In addition to AP or IB courses that give you advanced standing, your college may also let you take CLEP exams to receive college credit. There are currently 2,900 colleges that give credit or advanced standing to students who pass CLEP exams.
Other exams that let you gain college credits include the following:
Depending on your cash flow, it might be easier to pay for tuition in small amounts each month instead of in one big lump sum at the start of each semester. Some schools allow you to spread your payments over the year instead of paying once or twice a year. Check with the college you plan to attend to see if they offer this type of payment. If your school participates in the TuitionPay monthly payment program from Academic Management Services, you can pay $55 to have your tuition divided into payments, with no interest. Currently more than 1,500 schools participate in this plan. To see if your school participates in TuitionPay, visit http://www.tuitionpay.com.
Without increasing the money you have available for college, there are numerous things you can do to lower the cost of your education. Concentrate on putting a few of these cost-cutting strategies into play and see how the savings add up.
It's also important to know how to avoid the number one cause of spending more than you need to … and that is … switching majors. Whenever you change your degree plan, you run the risk of having to make up required courses. This takes time and can add an extra semester or even a year. So start thinking about your major even before you go to college. While you don't want to lock yourself into something too early, you do want to explore your options and then declare a major in your second year at the latest.
And, if you want to really get creative, you could even barter for your tuition with livestock! Yes, cash cows really do exist! For the past five years, Lindenwood University in St. Charles, Missouri, has allowed students to substitute livestock for cash when paying for tuition. Is your school willing to accept an alternative form of payment? The only way to find out is to ask. The bottom line is that you can get a great education without going broke.
Gen and Kelly Tanabe
Founders of SuperCollege and authors of 13 books on college planning.
By: Gen & Kelly Tanabe
Need money for college? Stressed over how to pay the next tuition bill? Searching for a way to get a degree without going broke? Whether you need a full-tuition scholarship or a little extra cash to make ends meet, 1001 Ways to Pay for College provides students and parents with the answers.
By: Gen & Kelly Tanabe

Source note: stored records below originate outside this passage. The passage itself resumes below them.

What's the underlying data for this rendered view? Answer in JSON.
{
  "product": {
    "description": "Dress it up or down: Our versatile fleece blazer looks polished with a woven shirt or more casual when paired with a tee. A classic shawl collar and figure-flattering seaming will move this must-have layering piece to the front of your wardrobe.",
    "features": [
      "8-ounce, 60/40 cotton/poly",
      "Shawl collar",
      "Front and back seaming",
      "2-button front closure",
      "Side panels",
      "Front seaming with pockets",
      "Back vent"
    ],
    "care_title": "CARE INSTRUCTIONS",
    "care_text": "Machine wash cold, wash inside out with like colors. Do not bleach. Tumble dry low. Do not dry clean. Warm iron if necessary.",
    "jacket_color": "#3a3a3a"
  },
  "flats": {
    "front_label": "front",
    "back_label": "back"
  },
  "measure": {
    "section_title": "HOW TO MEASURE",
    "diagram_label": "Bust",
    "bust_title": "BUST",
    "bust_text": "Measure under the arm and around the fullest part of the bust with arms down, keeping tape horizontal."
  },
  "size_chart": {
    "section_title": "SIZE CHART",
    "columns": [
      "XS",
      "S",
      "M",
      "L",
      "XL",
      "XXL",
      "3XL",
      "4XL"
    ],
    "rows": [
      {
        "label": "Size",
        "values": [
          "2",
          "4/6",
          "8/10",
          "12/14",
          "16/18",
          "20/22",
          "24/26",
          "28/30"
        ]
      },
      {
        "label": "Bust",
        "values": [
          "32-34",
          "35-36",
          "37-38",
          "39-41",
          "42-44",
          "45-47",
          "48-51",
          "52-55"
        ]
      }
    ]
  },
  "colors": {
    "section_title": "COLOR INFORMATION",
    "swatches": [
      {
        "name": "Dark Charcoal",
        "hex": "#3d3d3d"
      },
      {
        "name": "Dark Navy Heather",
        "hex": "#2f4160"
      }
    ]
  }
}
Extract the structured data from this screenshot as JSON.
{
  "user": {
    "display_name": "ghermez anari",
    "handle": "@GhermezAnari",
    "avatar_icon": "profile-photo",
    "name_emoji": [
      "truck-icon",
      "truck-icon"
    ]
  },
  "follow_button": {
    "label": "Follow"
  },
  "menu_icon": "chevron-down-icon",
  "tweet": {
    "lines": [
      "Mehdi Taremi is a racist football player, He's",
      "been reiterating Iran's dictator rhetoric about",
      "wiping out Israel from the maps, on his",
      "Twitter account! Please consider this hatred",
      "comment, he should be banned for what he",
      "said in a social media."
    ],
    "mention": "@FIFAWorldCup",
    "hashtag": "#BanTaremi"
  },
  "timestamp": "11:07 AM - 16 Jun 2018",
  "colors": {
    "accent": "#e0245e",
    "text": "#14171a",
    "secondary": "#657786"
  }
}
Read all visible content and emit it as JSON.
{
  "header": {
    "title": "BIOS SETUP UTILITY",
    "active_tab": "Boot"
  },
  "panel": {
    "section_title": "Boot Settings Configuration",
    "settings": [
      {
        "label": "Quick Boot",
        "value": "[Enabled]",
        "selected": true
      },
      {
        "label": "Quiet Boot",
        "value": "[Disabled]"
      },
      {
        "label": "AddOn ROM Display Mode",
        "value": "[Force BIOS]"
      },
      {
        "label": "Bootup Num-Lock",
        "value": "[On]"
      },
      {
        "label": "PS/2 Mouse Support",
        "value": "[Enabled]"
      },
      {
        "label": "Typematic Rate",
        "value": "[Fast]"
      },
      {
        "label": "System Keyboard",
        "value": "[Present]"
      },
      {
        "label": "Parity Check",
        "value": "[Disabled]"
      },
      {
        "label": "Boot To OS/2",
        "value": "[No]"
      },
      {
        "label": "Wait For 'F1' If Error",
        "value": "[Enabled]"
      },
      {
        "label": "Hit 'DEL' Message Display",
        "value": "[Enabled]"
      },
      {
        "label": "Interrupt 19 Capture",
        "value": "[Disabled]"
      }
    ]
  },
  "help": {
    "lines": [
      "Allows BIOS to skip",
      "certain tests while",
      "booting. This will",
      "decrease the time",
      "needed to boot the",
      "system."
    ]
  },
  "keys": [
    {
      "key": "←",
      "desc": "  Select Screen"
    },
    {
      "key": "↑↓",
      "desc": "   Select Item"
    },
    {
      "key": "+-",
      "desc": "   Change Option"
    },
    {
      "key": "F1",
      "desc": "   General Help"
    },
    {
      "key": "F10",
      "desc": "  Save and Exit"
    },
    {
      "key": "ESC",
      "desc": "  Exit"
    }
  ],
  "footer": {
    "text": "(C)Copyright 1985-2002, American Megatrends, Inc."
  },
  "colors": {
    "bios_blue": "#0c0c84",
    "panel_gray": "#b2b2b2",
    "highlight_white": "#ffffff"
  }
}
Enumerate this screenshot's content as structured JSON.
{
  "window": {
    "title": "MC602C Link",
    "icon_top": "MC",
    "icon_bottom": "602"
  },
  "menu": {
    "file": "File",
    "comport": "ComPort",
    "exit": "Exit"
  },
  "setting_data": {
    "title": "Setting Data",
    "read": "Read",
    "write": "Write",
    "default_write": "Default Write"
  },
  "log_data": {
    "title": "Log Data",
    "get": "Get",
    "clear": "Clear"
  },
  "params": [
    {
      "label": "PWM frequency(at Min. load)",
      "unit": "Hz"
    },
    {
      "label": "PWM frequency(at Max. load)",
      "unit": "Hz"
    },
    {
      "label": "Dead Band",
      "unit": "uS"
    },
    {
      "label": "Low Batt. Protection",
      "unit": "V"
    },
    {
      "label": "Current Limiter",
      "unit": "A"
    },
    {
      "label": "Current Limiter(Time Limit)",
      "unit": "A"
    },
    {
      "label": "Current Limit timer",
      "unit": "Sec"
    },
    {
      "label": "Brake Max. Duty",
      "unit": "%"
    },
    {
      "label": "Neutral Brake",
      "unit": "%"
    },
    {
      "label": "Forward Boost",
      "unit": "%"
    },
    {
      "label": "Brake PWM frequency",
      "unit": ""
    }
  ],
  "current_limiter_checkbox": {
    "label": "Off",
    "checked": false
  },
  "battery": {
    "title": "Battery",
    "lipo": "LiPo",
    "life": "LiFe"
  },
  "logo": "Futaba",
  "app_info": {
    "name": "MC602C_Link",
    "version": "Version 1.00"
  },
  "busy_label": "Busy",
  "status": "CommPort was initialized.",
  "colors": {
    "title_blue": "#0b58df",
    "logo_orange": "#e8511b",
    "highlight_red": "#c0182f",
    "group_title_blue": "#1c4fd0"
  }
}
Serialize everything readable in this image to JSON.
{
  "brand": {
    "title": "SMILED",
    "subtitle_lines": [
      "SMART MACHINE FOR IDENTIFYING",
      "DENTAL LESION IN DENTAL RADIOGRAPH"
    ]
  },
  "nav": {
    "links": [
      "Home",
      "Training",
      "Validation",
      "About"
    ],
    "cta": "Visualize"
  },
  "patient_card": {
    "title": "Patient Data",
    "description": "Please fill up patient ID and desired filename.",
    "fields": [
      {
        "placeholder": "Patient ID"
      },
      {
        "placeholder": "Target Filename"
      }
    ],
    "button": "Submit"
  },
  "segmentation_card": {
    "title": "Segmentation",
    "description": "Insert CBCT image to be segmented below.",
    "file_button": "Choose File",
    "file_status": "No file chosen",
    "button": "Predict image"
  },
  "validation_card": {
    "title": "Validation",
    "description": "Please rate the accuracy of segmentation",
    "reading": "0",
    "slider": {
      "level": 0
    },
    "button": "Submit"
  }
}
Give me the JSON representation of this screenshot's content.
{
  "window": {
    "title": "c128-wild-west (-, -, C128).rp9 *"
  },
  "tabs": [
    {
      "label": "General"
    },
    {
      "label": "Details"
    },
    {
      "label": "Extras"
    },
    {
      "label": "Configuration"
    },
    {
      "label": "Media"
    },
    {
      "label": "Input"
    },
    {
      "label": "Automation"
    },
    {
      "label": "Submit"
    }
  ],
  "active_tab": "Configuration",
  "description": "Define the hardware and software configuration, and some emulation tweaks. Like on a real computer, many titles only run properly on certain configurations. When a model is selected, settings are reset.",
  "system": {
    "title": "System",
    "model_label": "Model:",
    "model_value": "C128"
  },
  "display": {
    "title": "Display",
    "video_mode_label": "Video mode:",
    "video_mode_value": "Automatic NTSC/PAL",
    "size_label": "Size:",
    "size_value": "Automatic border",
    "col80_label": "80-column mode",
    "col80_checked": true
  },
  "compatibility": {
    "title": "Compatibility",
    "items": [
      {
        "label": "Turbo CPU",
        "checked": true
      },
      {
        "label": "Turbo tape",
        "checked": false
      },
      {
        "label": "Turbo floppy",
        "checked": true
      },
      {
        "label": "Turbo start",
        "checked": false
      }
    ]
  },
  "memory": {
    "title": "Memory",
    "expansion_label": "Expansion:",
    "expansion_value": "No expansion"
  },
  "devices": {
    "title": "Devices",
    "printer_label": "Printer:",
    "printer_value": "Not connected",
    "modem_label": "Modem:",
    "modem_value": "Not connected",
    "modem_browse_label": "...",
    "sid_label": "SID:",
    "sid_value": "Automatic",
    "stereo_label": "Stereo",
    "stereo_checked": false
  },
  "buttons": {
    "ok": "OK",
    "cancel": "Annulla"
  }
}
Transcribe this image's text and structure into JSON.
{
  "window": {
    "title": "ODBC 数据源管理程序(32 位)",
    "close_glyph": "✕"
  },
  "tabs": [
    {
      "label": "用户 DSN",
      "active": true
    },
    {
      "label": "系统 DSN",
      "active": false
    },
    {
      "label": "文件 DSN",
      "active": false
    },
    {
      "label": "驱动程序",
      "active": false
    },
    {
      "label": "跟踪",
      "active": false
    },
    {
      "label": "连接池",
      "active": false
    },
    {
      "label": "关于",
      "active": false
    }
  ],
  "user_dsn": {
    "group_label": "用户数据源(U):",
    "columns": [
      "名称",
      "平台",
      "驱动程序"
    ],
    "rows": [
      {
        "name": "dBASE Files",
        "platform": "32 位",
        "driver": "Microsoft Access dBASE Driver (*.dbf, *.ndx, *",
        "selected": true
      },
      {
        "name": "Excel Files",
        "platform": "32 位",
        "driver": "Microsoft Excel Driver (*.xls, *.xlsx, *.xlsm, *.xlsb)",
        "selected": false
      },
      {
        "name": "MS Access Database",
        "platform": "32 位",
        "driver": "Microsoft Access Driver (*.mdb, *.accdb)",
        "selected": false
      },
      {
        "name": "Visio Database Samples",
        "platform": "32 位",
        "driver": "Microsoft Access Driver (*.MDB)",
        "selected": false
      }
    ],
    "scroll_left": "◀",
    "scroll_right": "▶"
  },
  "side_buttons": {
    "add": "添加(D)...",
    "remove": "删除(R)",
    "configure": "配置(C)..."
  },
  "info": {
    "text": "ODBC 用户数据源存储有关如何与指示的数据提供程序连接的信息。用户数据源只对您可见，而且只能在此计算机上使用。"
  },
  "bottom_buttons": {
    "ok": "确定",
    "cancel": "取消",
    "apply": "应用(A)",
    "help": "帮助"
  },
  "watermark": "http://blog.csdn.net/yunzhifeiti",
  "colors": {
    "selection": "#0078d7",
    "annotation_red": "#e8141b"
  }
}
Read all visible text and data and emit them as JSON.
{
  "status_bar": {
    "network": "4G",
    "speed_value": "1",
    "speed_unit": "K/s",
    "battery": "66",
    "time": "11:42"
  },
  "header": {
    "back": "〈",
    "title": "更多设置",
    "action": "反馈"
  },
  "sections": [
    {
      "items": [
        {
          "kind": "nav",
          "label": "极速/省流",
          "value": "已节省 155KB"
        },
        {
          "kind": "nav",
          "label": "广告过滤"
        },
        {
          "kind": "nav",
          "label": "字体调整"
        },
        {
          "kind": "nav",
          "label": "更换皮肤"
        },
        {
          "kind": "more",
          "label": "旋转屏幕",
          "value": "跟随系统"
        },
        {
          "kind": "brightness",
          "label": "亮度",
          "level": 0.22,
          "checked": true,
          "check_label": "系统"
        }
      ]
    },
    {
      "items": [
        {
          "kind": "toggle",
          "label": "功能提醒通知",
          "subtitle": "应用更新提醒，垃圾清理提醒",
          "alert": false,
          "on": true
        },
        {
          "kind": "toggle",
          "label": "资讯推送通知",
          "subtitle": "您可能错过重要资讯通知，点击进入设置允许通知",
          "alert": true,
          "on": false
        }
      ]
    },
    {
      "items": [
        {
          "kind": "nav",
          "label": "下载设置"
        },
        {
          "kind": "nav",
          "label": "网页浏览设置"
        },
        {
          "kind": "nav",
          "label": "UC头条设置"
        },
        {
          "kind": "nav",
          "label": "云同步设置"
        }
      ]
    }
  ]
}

The goal of The Ultimate Scholarship Book is simple: To help you find free money. Inside you'll find the most up-to-date and comprehensive listing of more than 1.5 million awards. An easy-to-use index makes finding the right scholarships ridiculously quick. And it wouldn't be the Ultimate book without a section of little known insider tips and strategies that show you how to actually win the scholarships you find!